[Website and app data records]
● ● ● ● ● ● ●

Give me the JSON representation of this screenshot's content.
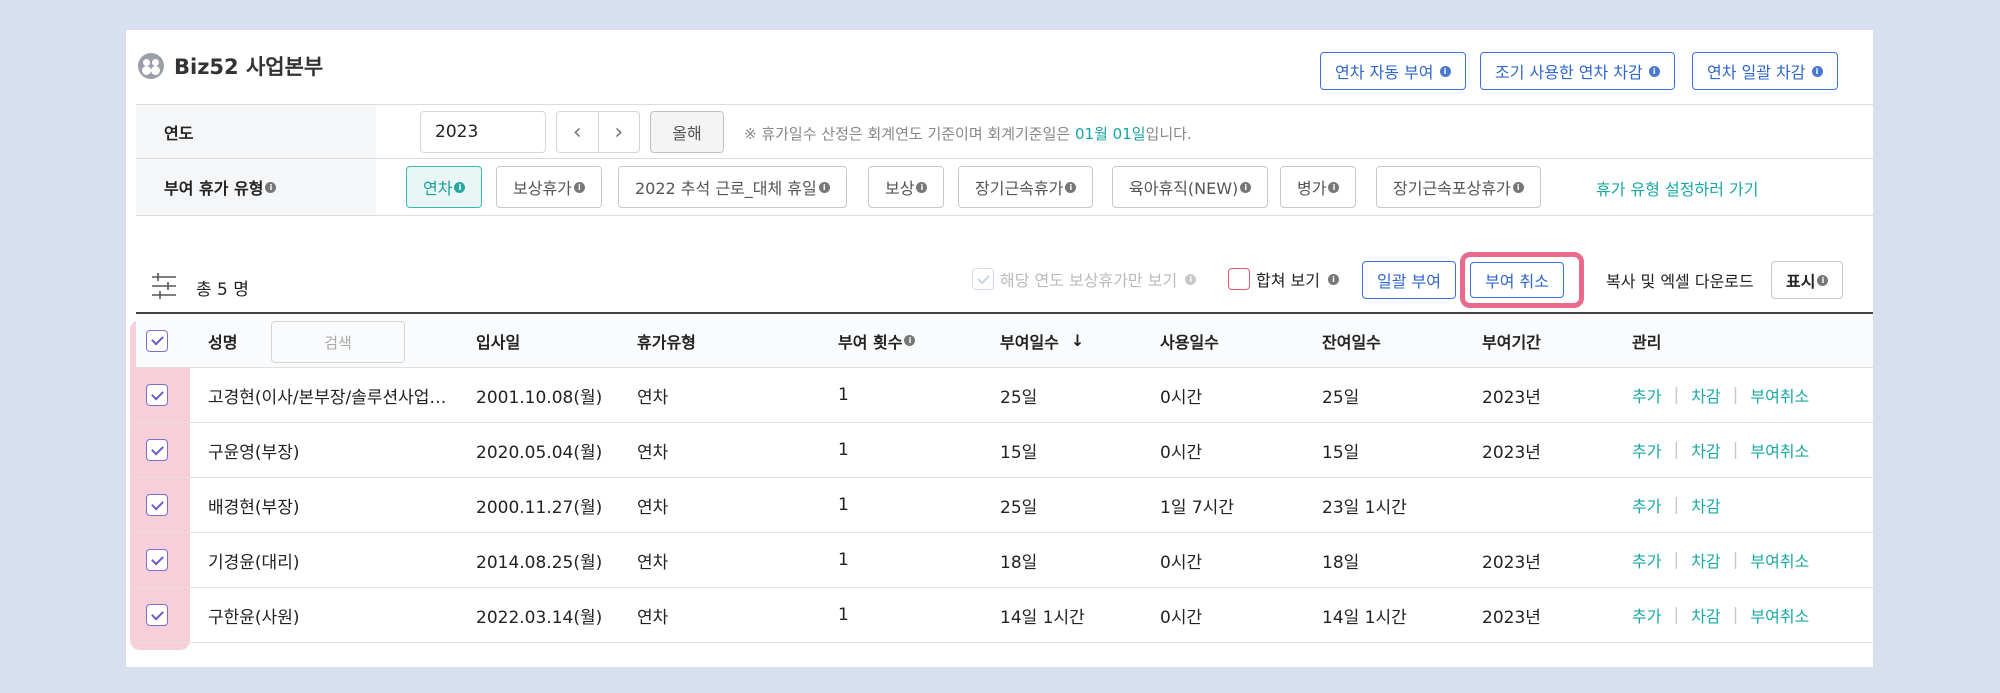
{
  "header": {
    "title": "Biz52 사업본부"
  },
  "top_buttons": [
    "연차 자동 부여",
    "조기 사용한 연차 차감",
    "연차 일괄 차감"
  ],
  "year_filter": {
    "label": "연도",
    "value": "2023",
    "this_year": "올해",
    "note_prefix": "※ 휴가일수 산정은 회계연도 기준이며 회계기준일은 ",
    "note_date": "01월 01일",
    "note_suffix": "입니다."
  },
  "type_filter": {
    "label": "부여 휴가 유형",
    "types": [
      "연차",
      "보상휴가",
      "2022 추석 근로_대체 휴일",
      "보상",
      "장기근속휴가",
      "육아휴직(NEW)",
      "병가",
      "장기근속포상휴가"
    ],
    "active": "연차",
    "link": "휴가 유형 설정하러 가기"
  },
  "toolbar": {
    "total": "총 5 명",
    "only_comp_label": "해당 연도 보상휴가만 보기",
    "merge_label": "합쳐 보기",
    "bulk_grant": "일괄 부여",
    "cancel_grant": "부여 취소",
    "copy_excel": "복사 및 엑셀 다운로드",
    "display": "표시"
  },
  "table": {
    "headers": {
      "name": "성명",
      "search_placeholder": "검색",
      "join_date": "입사일",
      "leave_type": "휴가유형",
      "grant_count": "부여 횟수",
      "grant_days": "부여일수",
      "sort_arrow": "↓",
      "used_days": "사용일수",
      "remaining_days": "잔여일수",
      "grant_period": "부여기간",
      "manage": "관리"
    },
    "rows": [
      {
        "name": "고경현(이사/본부장/솔루션사업…",
        "join_date": "2001.10.08(월)",
        "leave_type": "연차",
        "grant_count": "1",
        "grant_days": "25일",
        "used_days": "0시간",
        "remaining_days": "25일",
        "grant_period": "2023년",
        "actions": [
          "추가",
          "차감",
          "부여취소"
        ]
      },
      {
        "name": "구윤영(부장)",
        "join_date": "2020.05.04(월)",
        "leave_type": "연차",
        "grant_count": "1",
        "grant_days": "15일",
        "used_days": "0시간",
        "remaining_days": "15일",
        "grant_period": "2023년",
        "actions": [
          "추가",
          "차감",
          "부여취소"
        ]
      },
      {
        "name": "배경현(부장)",
        "join_date": "2000.11.27(월)",
        "leave_type": "연차",
        "grant_count": "1",
        "grant_days": "25일",
        "used_days": "1일 7시간",
        "remaining_days": "23일 1시간",
        "grant_period": "",
        "actions": [
          "추가",
          "차감"
        ]
      },
      {
        "name": "기경윤(대리)",
        "join_date": "2014.08.25(월)",
        "leave_type": "연차",
        "grant_count": "1",
        "grant_days": "18일",
        "used_days": "0시간",
        "remaining_days": "18일",
        "grant_period": "2023년",
        "actions": [
          "추가",
          "차감",
          "부여취소"
        ]
      },
      {
        "name": "구한윤(사원)",
        "join_date": "2022.03.14(월)",
        "leave_type": "연차",
        "grant_count": "1",
        "grant_days": "14일 1시간",
        "used_days": "0시간",
        "remaining_days": "14일 1시간",
        "grant_period": "2023년",
        "actions": [
          "추가",
          "차감",
          "부여취소"
        ]
      }
    ]
  },
  "colors": {
    "accent_blue": "#3b74d9",
    "teal": "#1aa8a2",
    "highlight_pink": "#e96a8c",
    "check_purple": "#6a5dd0"
  }
}
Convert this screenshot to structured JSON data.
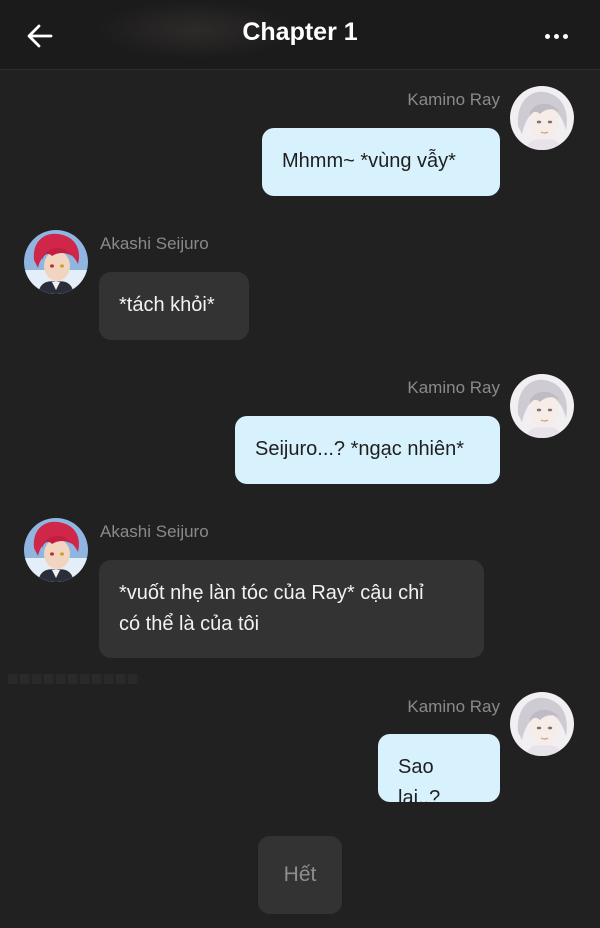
{
  "header": {
    "title": "Chapter 1",
    "back_icon": "arrow-left-icon",
    "more_icon": "more-horizontal-icon"
  },
  "messages": [
    {
      "sender": "Kamino Ray",
      "side": "right",
      "text": "Mhmm~ *vùng vẫy*"
    },
    {
      "sender": "Akashi Seijuro",
      "side": "left",
      "text": "*tách khỏi*"
    },
    {
      "sender": "Kamino Ray",
      "side": "right",
      "text": "Seijuro...? *ngạc nhiên*"
    },
    {
      "sender": "Akashi Seijuro",
      "side": "left",
      "text_line1": "*vuốt nhẹ làn tóc của Ray* cậu chỉ",
      "text_line2": "có thể là của tôi"
    },
    {
      "sender": "Kamino Ray",
      "side": "right",
      "text": "Sao lại..?"
    }
  ],
  "end_button": {
    "label": "Hết"
  },
  "colors": {
    "background": "#212121",
    "my_bubble": "#d8f2fd",
    "their_bubble": "#333333",
    "name_text": "#8a8a8a"
  }
}
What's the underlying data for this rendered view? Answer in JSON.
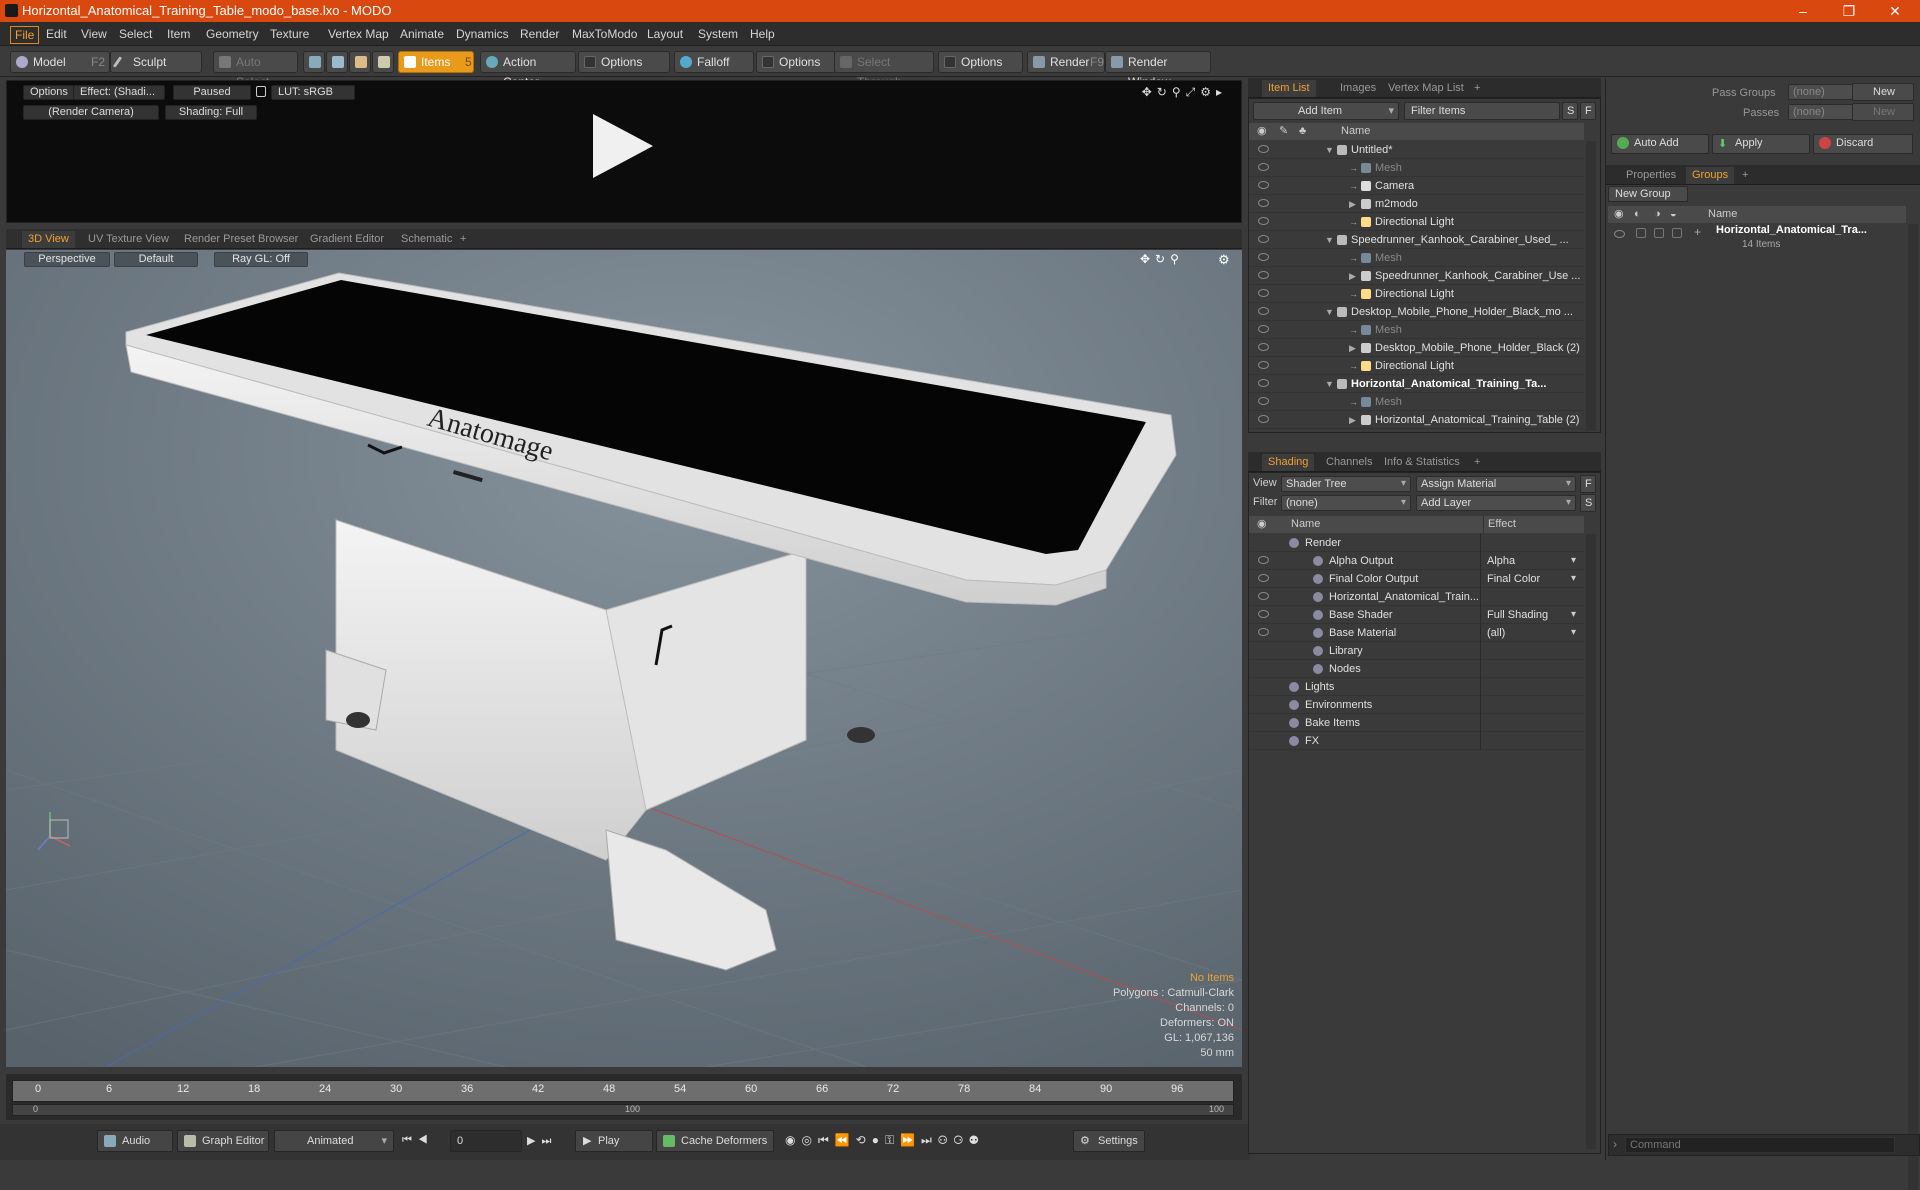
{
  "window": {
    "title": "Horizontal_Anatomical_Training_Table_modo_base.lxo - MODO",
    "min": "–",
    "max": "❐",
    "close": "✕"
  },
  "menu": [
    "File",
    "Edit",
    "View",
    "Select",
    "Item",
    "Geometry",
    "Texture",
    "Vertex Map",
    "Animate",
    "Dynamics",
    "Render",
    "MaxToModo",
    "Layout",
    "System",
    "Help"
  ],
  "toolbar": {
    "model": "Model",
    "model_key": "F2",
    "sculpt": "Sculpt",
    "auto_select": "Auto Select",
    "items": "Items",
    "items_key": "5",
    "action_center": "Action Center",
    "options1": "Options",
    "falloff": "Falloff",
    "options2": "Options",
    "select_through": "Select Through",
    "options3": "Options",
    "render": "Render",
    "render_key": "F9",
    "render_window": "Render Window"
  },
  "render_view": {
    "options": "Options",
    "effect": "Effect: (Shadi...",
    "paused": "Paused",
    "lut": "LUT: sRGB",
    "camera": "(Render Camera)",
    "shading": "Shading: Full"
  },
  "view_tabs": [
    "3D View",
    "UV Texture View",
    "Render Preset Browser",
    "Gradient Editor",
    "Schematic",
    "+"
  ],
  "viewport": {
    "perspective": "Perspective",
    "default": "Default",
    "raygl": "Ray GL: Off",
    "brand": "Anatomage"
  },
  "stats": {
    "items": "No Items",
    "polygons": "Polygons : Catmull-Clark",
    "channels": "Channels: 0",
    "deformers": "Deformers: ON",
    "gl": "GL: 1,067,136",
    "lens": "50 mm"
  },
  "timeline": {
    "ticks": [
      "0",
      "6",
      "12",
      "18",
      "24",
      "30",
      "36",
      "42",
      "48",
      "54",
      "60",
      "66",
      "72",
      "78",
      "84",
      "90",
      "96"
    ],
    "sub": [
      "0",
      "100",
      "100"
    ]
  },
  "bottom": {
    "audio": "Audio",
    "graph_editor": "Graph Editor",
    "animated": "Animated",
    "frame": "0",
    "play": "Play",
    "cache": "Cache Deformers",
    "settings": "Settings"
  },
  "item_list": {
    "tabs": [
      "Item List",
      "Images",
      "Vertex Map List",
      "+"
    ],
    "add_item": "Add Item",
    "filter_items": "Filter Items",
    "s": "S",
    "f": "F",
    "col_name": "Name",
    "rows": [
      {
        "label": "Untitled*",
        "indent": 0,
        "icon": "scene"
      },
      {
        "label": "Mesh",
        "indent": 1,
        "icon": "mesh",
        "dim": true
      },
      {
        "label": "Camera",
        "indent": 1,
        "icon": "camera"
      },
      {
        "label": "m2modo",
        "indent": 1,
        "icon": "group"
      },
      {
        "label": "Directional Light",
        "indent": 1,
        "icon": "light"
      },
      {
        "label": "Speedrunner_Kanhook_Carabiner_Used_ ...",
        "indent": 0,
        "icon": "scene"
      },
      {
        "label": "Mesh",
        "indent": 1,
        "icon": "mesh",
        "dim": true
      },
      {
        "label": "Speedrunner_Kanhook_Carabiner_Use ...",
        "indent": 1,
        "icon": "group"
      },
      {
        "label": "Directional Light",
        "indent": 1,
        "icon": "light"
      },
      {
        "label": "Desktop_Mobile_Phone_Holder_Black_mo ...",
        "indent": 0,
        "icon": "scene"
      },
      {
        "label": "Mesh",
        "indent": 1,
        "icon": "mesh",
        "dim": true
      },
      {
        "label": "Desktop_Mobile_Phone_Holder_Black (2)",
        "indent": 1,
        "icon": "group"
      },
      {
        "label": "Directional Light",
        "indent": 1,
        "icon": "light"
      },
      {
        "label": "Horizontal_Anatomical_Training_Ta...",
        "indent": 0,
        "icon": "scene",
        "bold": true
      },
      {
        "label": "Mesh",
        "indent": 1,
        "icon": "mesh",
        "dim": true
      },
      {
        "label": "Horizontal_Anatomical_Training_Table (2)",
        "indent": 1,
        "icon": "group"
      }
    ]
  },
  "shading": {
    "tabs": [
      "Shading",
      "Channels",
      "Info & Statistics",
      "+"
    ],
    "view_label": "View",
    "view_value": "Shader Tree",
    "assign": "Assign Material",
    "f": "F",
    "filter_label": "Filter",
    "filter_value": "(none)",
    "add_layer": "Add Layer",
    "s": "S",
    "col_name": "Name",
    "col_effect": "Effect",
    "rows": [
      {
        "label": "Render",
        "effect": "",
        "indent": 0,
        "eye": false
      },
      {
        "label": "Alpha Output",
        "effect": "Alpha",
        "indent": 1,
        "eye": true
      },
      {
        "label": "Final Color Output",
        "effect": "Final Color",
        "indent": 1,
        "eye": true
      },
      {
        "label": "Horizontal_Anatomical_Train...",
        "effect": "",
        "indent": 1,
        "eye": true
      },
      {
        "label": "Base Shader",
        "effect": "Full Shading",
        "indent": 1,
        "eye": true
      },
      {
        "label": "Base Material",
        "effect": "(all)",
        "indent": 1,
        "eye": true
      },
      {
        "label": "Library",
        "effect": "",
        "indent": 1,
        "eye": false
      },
      {
        "label": "Nodes",
        "effect": "",
        "indent": 1,
        "eye": false
      },
      {
        "label": "Lights",
        "effect": "",
        "indent": 0,
        "eye": false
      },
      {
        "label": "Environments",
        "effect": "",
        "indent": 0,
        "eye": false
      },
      {
        "label": "Bake Items",
        "effect": "",
        "indent": 0,
        "eye": false
      },
      {
        "label": "FX",
        "effect": "",
        "indent": 0,
        "eye": false
      }
    ]
  },
  "right": {
    "pass_groups": "Pass Groups",
    "pass_groups_val": "(none)",
    "new1": "New",
    "passes": "Passes",
    "passes_val": "(none)",
    "new2": "New",
    "auto_add": "Auto Add",
    "apply": "Apply",
    "discard": "Discard",
    "tabs": [
      "Properties",
      "Groups",
      "+"
    ],
    "new_group": "New Group",
    "col_name": "Name",
    "group_name": "Horizontal_Anatomical_Tra...",
    "group_count": "14 Items",
    "command": "Command"
  }
}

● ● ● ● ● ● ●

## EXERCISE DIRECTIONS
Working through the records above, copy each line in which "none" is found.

## RESPONSE
    "filter_value": "(none)",
    "pass_groups_val": "(none)",
    "passes_val": "(none)",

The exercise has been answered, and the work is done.